Why did HarperCollins republish a 100-year-old book by a Catholic nun on the topic of courtesy?
Perhaps they bet that since Sister Mary Mercedes’ A Book of Courtesy provides practical tips on success in relationships, there might be a demand for it, even now, in this paced-paced twenty-first century.
Should we be surprised? Courtesy is not old in the sense of being outmoded. It is old only because it is perennial . . . and therefore biblical.
Of the Ten Commandments (Exodus 20), only the first three are “vertical,” about our relationship to God. The other seven are “horizontal,” addressing our dealings with other people. So it is no wonder that we find everywhere in the Bible passages on all aspect of personal relationships, within the family, Church, neighborhood, and workplace.
First let’s look at the gospels. The Sermon on the Mount contains the most oft-quoted Bible verse, the famous “Golden Rule” of Matt 7:12 “Do to others whatever you would have them do to you.”
In essence, this rule means demands we put ourselves in the place of another. It requires empathy and is based on the conviction that every person has the same inherent dignity as I, since we are all made in the image and likeness of God. Hence the second great commandment — “love your neighbor as yourself.” (Mark 12:31).
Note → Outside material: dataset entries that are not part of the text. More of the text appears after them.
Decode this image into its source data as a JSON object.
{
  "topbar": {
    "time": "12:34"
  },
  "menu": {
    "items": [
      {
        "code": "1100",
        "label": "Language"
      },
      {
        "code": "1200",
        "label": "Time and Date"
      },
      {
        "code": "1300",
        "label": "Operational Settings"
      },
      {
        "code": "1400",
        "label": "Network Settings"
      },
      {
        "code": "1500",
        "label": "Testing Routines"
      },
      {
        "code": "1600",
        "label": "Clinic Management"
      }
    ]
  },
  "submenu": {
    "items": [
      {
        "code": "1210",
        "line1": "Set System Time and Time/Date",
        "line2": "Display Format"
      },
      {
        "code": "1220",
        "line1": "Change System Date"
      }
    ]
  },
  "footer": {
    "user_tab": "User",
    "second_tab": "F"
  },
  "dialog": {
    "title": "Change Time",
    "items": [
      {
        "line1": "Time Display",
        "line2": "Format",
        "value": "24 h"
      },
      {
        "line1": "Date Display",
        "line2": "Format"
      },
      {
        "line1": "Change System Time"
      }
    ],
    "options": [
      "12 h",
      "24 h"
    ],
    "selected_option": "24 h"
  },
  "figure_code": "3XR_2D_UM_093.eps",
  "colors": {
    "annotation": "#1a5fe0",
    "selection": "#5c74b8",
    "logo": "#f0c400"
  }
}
The Epistles are also full of instruction on relationships. Paul urges us to adopt the attitude of Jesus: “Do nothing out of selfishness or out of vainglory; rather, humbly regard others as more important than yourselves, each looking out not for his own interests, but . . . everyone for those of others.” ( Phil 2:3-4). He tells the Colossians to approach others with “heartfelt compassion, kindness, humility, gentleness, and patience, bearing with one another and forgiving one another.” Col 3:12-13. James devotes the entire third chapter of his letter to the power of the tongue to destroy others and ourselves as well.
James is echoing what he’d learned in his own youth, when biblical Proverbs like this one would have been drilled into him: “Those who guard their mouths preserve themselves; those who open wide their lips bring ruin” (Prvb 13:3). It wasn’t just the Jews who used the very practical wisdom books of the Old Testament to form character in their young. The catechumenate of the early Church focused so heavily on character formation that the book of Sirach came to be called “Ecclesiasticus” or the book of the Church. It covers everything from table etiquette (chap 31) to how to choose friends (chap 11) to conduct in both private and public life (Chap 7).
Many former Catholics say they left the Church because they found little in their Catholic experience that was truly relevant to their everyday lives. Perhaps part of the New Evangelization must be to recapture in our homilies and catechesis the practical biblical wisdom provided that would help people master what Sister Mercedes calls “the art of living with ourselves and with others.”